At the conference we heard about gene tests that provide risk profiles for particular diseases. Results recommend certain diets for some people, and tell us which medications may work for some genotypes but not others. But Guilliams takes it to a level that makes it hopeful, and yet in some cases unnecessary to have this information.

He describes a four-year Diabetes Prevention Program study that included 3,200 prediabetic patients from many different clinics throughout the US. The patients were evenly divided between treatment groups using metformin (a medication used to treat type 2 diabetes), lifestyle interventions, and a placebo group.

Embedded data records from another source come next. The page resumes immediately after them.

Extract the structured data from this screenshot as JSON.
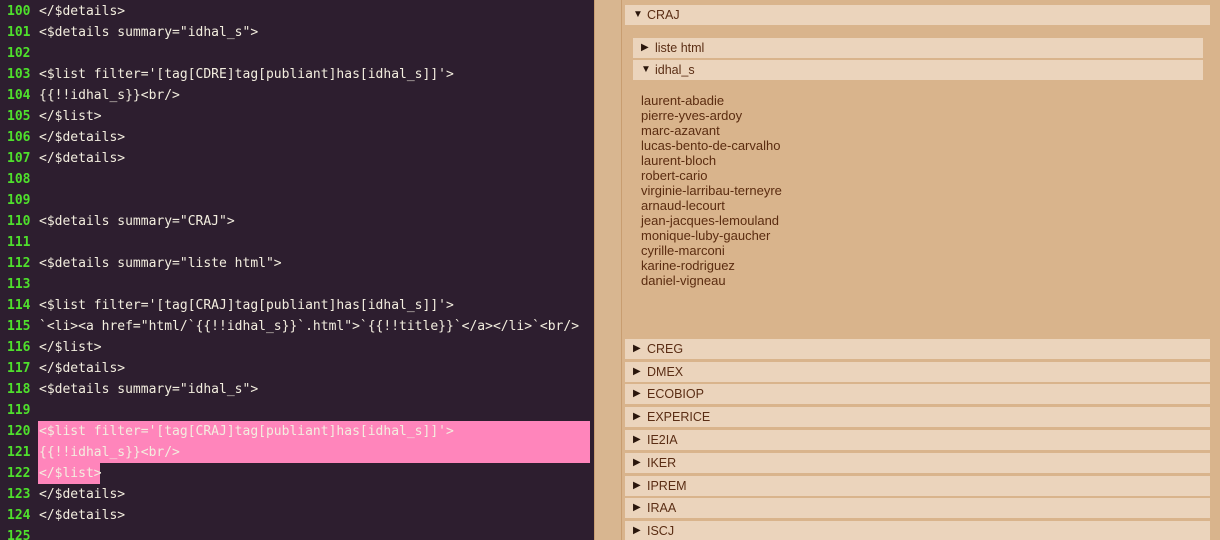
{
  "editor": {
    "lines": [
      {
        "num": "100",
        "code": "</$details>"
      },
      {
        "num": "101",
        "code": "<$details summary=\"idhal_s\">"
      },
      {
        "num": "102",
        "code": ""
      },
      {
        "num": "103",
        "code": "<$list filter='[tag[CDRE]tag[publiant]has[idhal_s]]'>"
      },
      {
        "num": "104",
        "code": "{{!!idhal_s}}<br/>"
      },
      {
        "num": "105",
        "code": "</$list>"
      },
      {
        "num": "106",
        "code": "</$details>"
      },
      {
        "num": "107",
        "code": "</$details>"
      },
      {
        "num": "108",
        "code": ""
      },
      {
        "num": "109",
        "code": ""
      },
      {
        "num": "110",
        "code": "<$details summary=\"CRAJ\">"
      },
      {
        "num": "111",
        "code": ""
      },
      {
        "num": "112",
        "code": "<$details summary=\"liste html\">"
      },
      {
        "num": "113",
        "code": ""
      },
      {
        "num": "114",
        "code": "<$list filter='[tag[CRAJ]tag[publiant]has[idhal_s]]'>"
      },
      {
        "num": "115",
        "code": "`<li><a href=\"html/`{{!!idhal_s}}`.html\">`{{!!title}}`</a></li>`<br/>"
      },
      {
        "num": "116",
        "code": "</$list>"
      },
      {
        "num": "117",
        "code": "</$details>"
      },
      {
        "num": "118",
        "code": "<$details summary=\"idhal_s\">"
      },
      {
        "num": "119",
        "code": ""
      },
      {
        "num": "120",
        "code": "<$list filter='[tag[CRAJ]tag[publiant]has[idhal_s]]'>"
      },
      {
        "num": "121",
        "code": "{{!!idhal_s}}<br/>"
      },
      {
        "num": "122",
        "code": "</$list>"
      },
      {
        "num": "123",
        "code": "</$details>"
      },
      {
        "num": "124",
        "code": "</$details>"
      },
      {
        "num": "125",
        "code": ""
      }
    ]
  },
  "preview": {
    "craj": {
      "arrow": "▼",
      "label": "CRAJ"
    },
    "liste_html": {
      "arrow": "▶",
      "label": "liste html"
    },
    "idhal_s": {
      "arrow": "▼",
      "label": "idhal_s"
    },
    "names": [
      "laurent-abadie",
      "pierre-yves-ardoy",
      "marc-azavant",
      "lucas-bento-de-carvalho",
      "laurent-bloch",
      "robert-cario",
      "virginie-larribau-terneyre",
      "arnaud-lecourt",
      "jean-jacques-lemouland",
      "monique-luby-gaucher",
      "cyrille-marconi",
      "karine-rodriguez",
      "daniel-vigneau"
    ],
    "groups": [
      {
        "arrow": "▶",
        "label": "CREG"
      },
      {
        "arrow": "▶",
        "label": "DMEX"
      },
      {
        "arrow": "▶",
        "label": "ECOBIOP"
      },
      {
        "arrow": "▶",
        "label": "EXPERICE"
      },
      {
        "arrow": "▶",
        "label": "IE2IA"
      },
      {
        "arrow": "▶",
        "label": "IKER"
      },
      {
        "arrow": "▶",
        "label": "IPREM"
      },
      {
        "arrow": "▶",
        "label": "IRAA"
      },
      {
        "arrow": "▶",
        "label": "ISCJ"
      }
    ]
  }
}
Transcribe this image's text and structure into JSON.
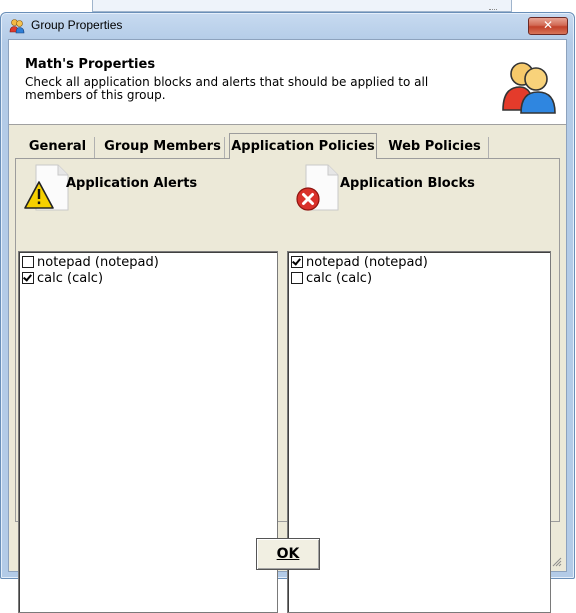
{
  "window": {
    "title": "Group Properties",
    "close_label": "✕"
  },
  "header": {
    "title": "Math's Properties",
    "description": "Check all application blocks and alerts that should be applied to all members of this group."
  },
  "tabs": [
    {
      "label": "General",
      "active": false
    },
    {
      "label": "Group Members",
      "active": false
    },
    {
      "label": "Application Policies",
      "active": true
    },
    {
      "label": "Web Policies",
      "active": false
    }
  ],
  "alerts": {
    "title": "Application Alerts",
    "items": [
      {
        "label": "notepad (notepad)",
        "checked": false
      },
      {
        "label": "calc (calc)",
        "checked": true
      }
    ]
  },
  "blocks": {
    "title": "Application Blocks",
    "items": [
      {
        "label": "notepad (notepad)",
        "checked": true
      },
      {
        "label": "calc (calc)",
        "checked": false
      }
    ]
  },
  "footer": {
    "ok_label": "OK"
  },
  "colors": {
    "title_bar": "#b9d1ea",
    "close_button": "#c7503a",
    "dialog_face": "#ece9d8",
    "warning_yellow": "#f5d000",
    "error_red": "#d9312b"
  },
  "icons": {
    "title": "group-people-icon",
    "header": "group-people-icon",
    "alerts": "warning-document-icon",
    "blocks": "error-document-icon"
  }
}
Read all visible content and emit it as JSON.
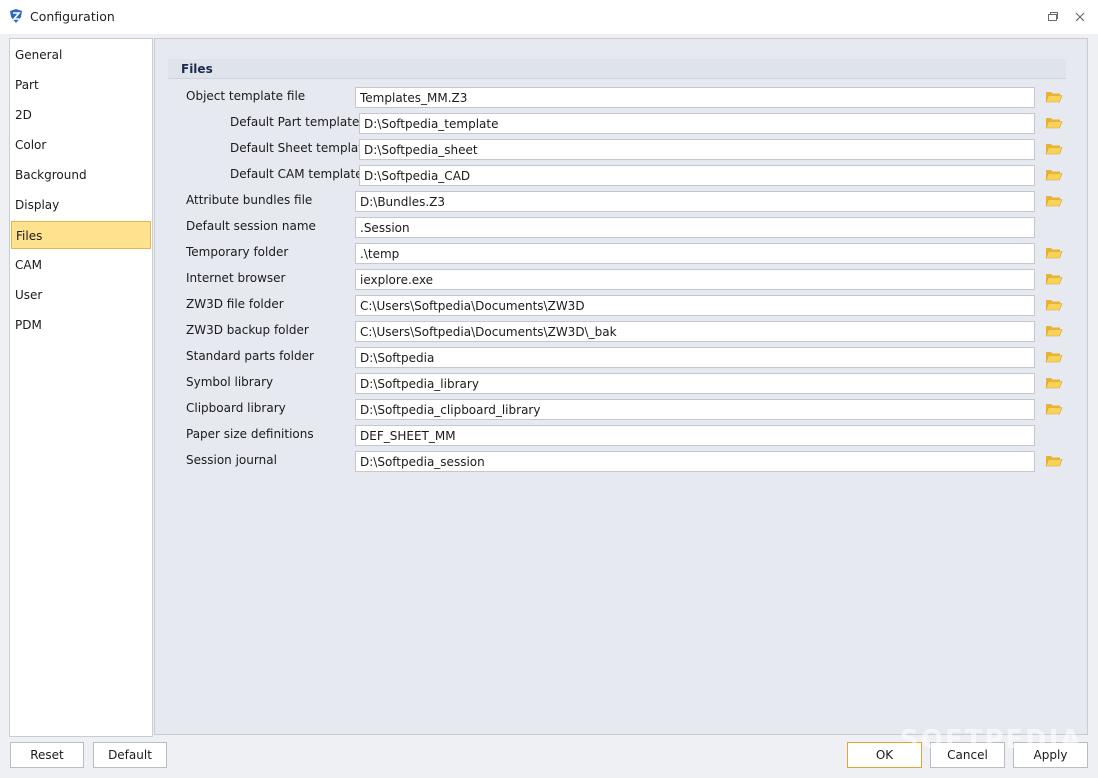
{
  "window": {
    "title": "Configuration",
    "icon": "zw3d-app-icon",
    "controls": [
      "restore-icon",
      "close-icon"
    ]
  },
  "sidebar": {
    "items": [
      {
        "label": "General"
      },
      {
        "label": "Part"
      },
      {
        "label": "2D"
      },
      {
        "label": "Color"
      },
      {
        "label": "Background"
      },
      {
        "label": "Display"
      },
      {
        "label": "Files",
        "selected": true
      },
      {
        "label": "CAM"
      },
      {
        "label": "User"
      },
      {
        "label": "PDM"
      }
    ],
    "selected_color": "#ffe18e"
  },
  "main": {
    "section_title": "Files",
    "rows": [
      {
        "label": "Object template file",
        "value": "Templates_MM.Z3",
        "folder_icon": true
      },
      {
        "label": "Default Part template",
        "value": "D:\\Softpedia_template",
        "folder_icon": true,
        "indent": true
      },
      {
        "label": "Default Sheet template",
        "value": "D:\\Softpedia_sheet",
        "folder_icon": true,
        "indent": true
      },
      {
        "label": "Default CAM template",
        "value": "D:\\Softpedia_CAD",
        "folder_icon": true,
        "indent": true
      },
      {
        "label": "Attribute bundles file",
        "value": "D:\\Bundles.Z3",
        "folder_icon": true
      },
      {
        "label": "Default session name",
        "value": ".Session",
        "folder_icon": false
      },
      {
        "label": "Temporary folder",
        "value": ".\\temp",
        "folder_icon": true
      },
      {
        "label": "Internet browser",
        "value": "iexplore.exe",
        "folder_icon": true
      },
      {
        "label": "ZW3D file folder",
        "value": "C:\\Users\\Softpedia\\Documents\\ZW3D",
        "folder_icon": true
      },
      {
        "label": "ZW3D backup folder",
        "value": "C:\\Users\\Softpedia\\Documents\\ZW3D\\_bak",
        "folder_icon": true
      },
      {
        "label": "Standard parts folder",
        "value": "D:\\Softpedia",
        "folder_icon": true
      },
      {
        "label": "Symbol library",
        "value": "D:\\Softpedia_library",
        "folder_icon": true
      },
      {
        "label": "Clipboard library",
        "value": "D:\\Softpedia_clipboard_library",
        "folder_icon": true
      },
      {
        "label": "Paper size definitions",
        "value": "DEF_SHEET_MM",
        "folder_icon": false
      },
      {
        "label": "Session journal",
        "value": "D:\\Softpedia_session",
        "folder_icon": true
      }
    ],
    "folder_icon_name": "folder-open-icon",
    "folder_color": "#f5c242"
  },
  "buttons": {
    "reset": "Reset",
    "default": "Default",
    "ok": "OK",
    "cancel": "Cancel",
    "apply": "Apply"
  },
  "watermark": "SOFTPEDIA"
}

Over four years, 35% of the placebo group developed diabetes, and compared to that group, metformin lowered the diabetes incidence by 31%. Lifestyle interventions included goals to lose 7% of their body weight with the help of frequent counseling support, and an attempt to get 150 minutes of moderate physical activity weekly. This group reduced the incidence of diabetes by 58%! To take the study further, researchers grouped the subjects according to genetic risk scores and found some amazing results. The highest risk gene group did not respond to metformin at all, but with lifestyle interventions the rate of disease was as low as in all the other genetic risk groups!

Guilliams writes in detail how DNA is formed as potential, but many influences, mostly environmental, nutritional, and lifestyle, determine how the genetic material is “expressed”. So genes+ food+ environment + lifestyle=phenotype, which is how we look and how our health is.

Our cells can receive signals from our diets and environmental exposures which can turn on or off fat genes, cancer genes, and diabetes genes. We are most familiar with this picture in pregnancy and the effects of folate on the fetus. This is a “methyl donor” along with others like methionine, SAM-e, MSM, vitamins B12, and B6 which can affect our genes throughout life temporarily or permanently.

Scientists are studying thousands of natural substances for their capacity to send signals to genes and change cells and tissues. This is the field of epigenetics.

Guilliams gave the example of an apple: its phytonutrients content has the capacity to deliver at least a few dozen signals which may all improve our health!

I don’t know how you feel now, but I’m more motivated to eat my plants and take my vitamins!